Instructions to follow – Pick each line that has "specs" out of the records.

(Dataset rows describing interfaces)

::::::

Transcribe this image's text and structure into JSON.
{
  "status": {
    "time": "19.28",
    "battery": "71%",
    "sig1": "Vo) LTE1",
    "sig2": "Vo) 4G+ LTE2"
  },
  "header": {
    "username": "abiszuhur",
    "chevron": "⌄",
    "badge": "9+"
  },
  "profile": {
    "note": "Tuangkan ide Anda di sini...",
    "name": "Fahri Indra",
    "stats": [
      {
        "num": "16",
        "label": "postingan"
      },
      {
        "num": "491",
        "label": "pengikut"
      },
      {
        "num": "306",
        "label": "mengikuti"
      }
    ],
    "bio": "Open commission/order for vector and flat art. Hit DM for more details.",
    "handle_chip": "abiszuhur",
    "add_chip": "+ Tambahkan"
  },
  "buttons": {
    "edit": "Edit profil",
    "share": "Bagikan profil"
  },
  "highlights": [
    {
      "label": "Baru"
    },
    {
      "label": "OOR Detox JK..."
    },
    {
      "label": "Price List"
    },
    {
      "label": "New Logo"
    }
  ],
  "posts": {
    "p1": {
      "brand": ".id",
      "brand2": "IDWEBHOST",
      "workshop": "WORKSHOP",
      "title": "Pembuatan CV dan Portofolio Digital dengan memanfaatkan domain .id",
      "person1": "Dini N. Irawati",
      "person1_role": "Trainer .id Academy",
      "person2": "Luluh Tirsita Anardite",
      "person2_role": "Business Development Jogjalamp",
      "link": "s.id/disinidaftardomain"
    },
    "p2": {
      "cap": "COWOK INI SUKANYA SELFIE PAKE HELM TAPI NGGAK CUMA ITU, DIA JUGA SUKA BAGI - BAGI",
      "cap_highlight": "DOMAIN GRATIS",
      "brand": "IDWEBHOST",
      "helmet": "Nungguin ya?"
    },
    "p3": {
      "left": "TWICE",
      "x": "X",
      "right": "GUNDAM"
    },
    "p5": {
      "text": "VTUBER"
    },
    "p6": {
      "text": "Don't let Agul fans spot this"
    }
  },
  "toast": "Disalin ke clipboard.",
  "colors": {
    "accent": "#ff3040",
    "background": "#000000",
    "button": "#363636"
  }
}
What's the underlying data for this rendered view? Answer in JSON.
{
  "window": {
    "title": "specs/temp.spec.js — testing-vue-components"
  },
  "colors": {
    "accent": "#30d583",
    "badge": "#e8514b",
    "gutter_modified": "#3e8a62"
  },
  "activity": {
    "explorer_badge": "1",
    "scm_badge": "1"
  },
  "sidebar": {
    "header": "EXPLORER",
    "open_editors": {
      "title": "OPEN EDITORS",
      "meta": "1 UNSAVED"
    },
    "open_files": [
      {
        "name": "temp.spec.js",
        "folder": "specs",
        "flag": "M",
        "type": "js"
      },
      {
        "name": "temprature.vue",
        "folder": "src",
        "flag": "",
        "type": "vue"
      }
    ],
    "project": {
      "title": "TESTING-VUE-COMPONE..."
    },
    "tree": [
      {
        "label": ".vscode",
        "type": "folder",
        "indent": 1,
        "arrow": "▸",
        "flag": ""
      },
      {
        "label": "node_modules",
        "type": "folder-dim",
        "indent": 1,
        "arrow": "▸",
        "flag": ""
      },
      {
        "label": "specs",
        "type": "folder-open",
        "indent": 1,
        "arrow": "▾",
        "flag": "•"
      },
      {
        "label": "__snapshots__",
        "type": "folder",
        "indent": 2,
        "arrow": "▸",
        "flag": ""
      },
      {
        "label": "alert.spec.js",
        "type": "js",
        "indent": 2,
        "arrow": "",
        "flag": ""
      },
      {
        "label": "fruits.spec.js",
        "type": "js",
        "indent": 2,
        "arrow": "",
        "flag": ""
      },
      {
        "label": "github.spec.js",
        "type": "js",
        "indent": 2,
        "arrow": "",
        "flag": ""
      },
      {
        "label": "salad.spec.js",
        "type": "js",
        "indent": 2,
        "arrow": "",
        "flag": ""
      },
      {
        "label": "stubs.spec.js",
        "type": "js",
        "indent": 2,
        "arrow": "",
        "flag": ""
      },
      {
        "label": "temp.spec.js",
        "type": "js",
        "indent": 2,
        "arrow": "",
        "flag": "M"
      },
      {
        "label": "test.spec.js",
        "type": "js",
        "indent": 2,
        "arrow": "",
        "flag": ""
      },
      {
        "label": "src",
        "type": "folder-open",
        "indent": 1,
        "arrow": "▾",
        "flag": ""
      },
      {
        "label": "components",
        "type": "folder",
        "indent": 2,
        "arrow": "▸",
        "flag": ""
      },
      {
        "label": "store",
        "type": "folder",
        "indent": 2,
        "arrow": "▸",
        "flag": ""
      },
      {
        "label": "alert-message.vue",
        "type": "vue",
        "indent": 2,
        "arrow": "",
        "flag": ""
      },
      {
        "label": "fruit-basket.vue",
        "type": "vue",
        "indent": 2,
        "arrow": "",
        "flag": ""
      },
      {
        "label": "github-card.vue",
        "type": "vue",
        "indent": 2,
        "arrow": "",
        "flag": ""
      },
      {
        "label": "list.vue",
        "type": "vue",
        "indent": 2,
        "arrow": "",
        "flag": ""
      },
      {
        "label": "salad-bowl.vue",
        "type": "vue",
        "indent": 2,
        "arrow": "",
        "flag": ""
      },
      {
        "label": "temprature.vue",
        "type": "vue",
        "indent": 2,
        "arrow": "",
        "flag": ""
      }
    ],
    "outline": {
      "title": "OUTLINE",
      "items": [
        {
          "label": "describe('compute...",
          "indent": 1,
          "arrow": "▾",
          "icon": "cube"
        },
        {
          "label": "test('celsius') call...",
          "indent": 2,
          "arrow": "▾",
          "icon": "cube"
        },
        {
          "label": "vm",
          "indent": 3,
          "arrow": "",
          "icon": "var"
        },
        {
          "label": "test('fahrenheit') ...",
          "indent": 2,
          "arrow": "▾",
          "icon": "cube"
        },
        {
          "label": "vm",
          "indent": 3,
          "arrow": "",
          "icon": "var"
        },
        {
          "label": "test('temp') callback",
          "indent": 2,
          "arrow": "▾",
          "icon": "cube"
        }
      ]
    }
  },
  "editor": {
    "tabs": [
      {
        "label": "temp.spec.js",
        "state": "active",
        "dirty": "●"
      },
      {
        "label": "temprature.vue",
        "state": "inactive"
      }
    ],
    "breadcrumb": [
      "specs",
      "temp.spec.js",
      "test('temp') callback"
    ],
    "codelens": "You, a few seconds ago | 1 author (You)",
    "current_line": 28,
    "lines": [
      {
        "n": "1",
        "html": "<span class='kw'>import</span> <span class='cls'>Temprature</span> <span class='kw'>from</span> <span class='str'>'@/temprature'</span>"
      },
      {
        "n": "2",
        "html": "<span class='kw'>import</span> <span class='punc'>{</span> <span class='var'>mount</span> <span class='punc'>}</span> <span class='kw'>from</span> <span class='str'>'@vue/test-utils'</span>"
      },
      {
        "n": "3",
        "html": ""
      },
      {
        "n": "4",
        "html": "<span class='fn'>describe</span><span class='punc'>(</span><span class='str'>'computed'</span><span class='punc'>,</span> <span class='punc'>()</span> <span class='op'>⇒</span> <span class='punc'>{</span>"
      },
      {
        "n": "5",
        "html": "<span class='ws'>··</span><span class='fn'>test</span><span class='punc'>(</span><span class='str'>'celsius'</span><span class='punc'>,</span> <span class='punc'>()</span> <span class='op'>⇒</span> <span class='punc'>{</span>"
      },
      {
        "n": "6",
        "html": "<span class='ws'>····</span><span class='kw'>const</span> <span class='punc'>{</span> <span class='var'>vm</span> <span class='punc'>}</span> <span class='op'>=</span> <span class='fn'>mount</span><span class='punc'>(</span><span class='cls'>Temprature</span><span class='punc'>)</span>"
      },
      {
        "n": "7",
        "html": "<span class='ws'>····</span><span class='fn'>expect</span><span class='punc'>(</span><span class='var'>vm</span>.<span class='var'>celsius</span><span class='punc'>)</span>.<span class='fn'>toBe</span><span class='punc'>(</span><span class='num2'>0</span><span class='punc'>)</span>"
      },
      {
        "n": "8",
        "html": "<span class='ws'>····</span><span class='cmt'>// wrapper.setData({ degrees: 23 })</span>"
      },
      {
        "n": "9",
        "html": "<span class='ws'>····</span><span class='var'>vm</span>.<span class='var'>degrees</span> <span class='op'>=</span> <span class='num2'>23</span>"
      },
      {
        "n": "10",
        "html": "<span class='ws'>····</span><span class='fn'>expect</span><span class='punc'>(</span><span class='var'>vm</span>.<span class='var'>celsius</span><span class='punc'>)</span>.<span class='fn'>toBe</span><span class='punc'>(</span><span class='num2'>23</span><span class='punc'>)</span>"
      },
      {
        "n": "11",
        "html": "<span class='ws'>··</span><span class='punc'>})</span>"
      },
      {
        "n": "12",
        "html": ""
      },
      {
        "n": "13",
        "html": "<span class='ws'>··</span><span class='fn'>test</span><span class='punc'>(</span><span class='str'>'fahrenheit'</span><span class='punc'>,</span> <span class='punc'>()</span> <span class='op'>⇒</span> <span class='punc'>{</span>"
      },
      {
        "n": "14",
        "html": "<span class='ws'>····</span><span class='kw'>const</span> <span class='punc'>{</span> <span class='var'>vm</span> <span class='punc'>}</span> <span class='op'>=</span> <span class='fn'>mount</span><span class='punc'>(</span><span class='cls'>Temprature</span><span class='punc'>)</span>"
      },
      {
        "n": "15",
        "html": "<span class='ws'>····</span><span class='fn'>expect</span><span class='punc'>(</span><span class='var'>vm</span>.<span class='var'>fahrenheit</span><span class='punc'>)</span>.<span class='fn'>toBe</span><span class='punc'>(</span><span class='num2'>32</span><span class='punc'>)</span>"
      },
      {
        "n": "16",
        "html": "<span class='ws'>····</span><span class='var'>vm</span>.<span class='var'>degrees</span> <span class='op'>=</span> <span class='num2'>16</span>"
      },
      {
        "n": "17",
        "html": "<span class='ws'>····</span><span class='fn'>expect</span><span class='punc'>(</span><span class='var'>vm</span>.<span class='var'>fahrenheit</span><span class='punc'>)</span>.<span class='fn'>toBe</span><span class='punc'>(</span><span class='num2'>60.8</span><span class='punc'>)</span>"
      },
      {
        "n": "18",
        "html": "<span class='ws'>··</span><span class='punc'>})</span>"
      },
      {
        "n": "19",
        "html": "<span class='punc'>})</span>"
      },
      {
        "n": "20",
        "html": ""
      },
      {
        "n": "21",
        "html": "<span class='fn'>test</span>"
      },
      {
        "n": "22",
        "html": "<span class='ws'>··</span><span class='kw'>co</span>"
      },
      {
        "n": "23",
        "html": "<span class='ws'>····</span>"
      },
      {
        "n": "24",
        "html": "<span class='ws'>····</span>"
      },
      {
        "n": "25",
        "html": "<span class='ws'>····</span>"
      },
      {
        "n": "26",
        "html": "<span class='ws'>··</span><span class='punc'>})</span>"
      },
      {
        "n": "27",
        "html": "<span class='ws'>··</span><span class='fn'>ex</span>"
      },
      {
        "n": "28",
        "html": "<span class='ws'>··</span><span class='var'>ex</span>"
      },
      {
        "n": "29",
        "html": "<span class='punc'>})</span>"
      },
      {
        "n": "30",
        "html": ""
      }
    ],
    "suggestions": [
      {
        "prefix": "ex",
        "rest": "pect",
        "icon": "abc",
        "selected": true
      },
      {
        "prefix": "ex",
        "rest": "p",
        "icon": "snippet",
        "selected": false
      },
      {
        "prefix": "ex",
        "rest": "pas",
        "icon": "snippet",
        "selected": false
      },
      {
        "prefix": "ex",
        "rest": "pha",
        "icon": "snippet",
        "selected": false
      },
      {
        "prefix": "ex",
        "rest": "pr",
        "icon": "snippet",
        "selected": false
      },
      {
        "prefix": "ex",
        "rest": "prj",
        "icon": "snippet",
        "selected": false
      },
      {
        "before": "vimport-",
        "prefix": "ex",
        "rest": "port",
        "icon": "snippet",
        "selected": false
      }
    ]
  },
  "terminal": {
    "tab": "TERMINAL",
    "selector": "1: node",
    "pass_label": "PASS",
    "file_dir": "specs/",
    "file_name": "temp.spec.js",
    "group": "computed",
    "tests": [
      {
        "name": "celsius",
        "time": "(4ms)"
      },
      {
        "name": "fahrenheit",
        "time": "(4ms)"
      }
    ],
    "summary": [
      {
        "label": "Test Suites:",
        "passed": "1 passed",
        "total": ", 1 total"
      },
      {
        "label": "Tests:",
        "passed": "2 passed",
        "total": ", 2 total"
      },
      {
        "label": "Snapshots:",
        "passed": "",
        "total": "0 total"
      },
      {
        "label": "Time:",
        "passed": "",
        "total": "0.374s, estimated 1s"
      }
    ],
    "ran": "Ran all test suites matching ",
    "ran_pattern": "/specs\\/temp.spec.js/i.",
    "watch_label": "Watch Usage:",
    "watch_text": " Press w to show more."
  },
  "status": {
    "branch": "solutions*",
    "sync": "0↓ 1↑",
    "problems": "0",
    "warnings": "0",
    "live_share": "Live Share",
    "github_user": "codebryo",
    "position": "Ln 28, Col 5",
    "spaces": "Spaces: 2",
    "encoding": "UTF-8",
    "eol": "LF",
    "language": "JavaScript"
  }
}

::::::

Solved exercise –
    "title": "specs/temp.spec.js — testing-vue-components"
        "folder": "specs",
        "label": "specs",
      "specs",
    "file_dir": "specs/",
    "ran_pattern": "/specs\\/temp.spec.js/i.",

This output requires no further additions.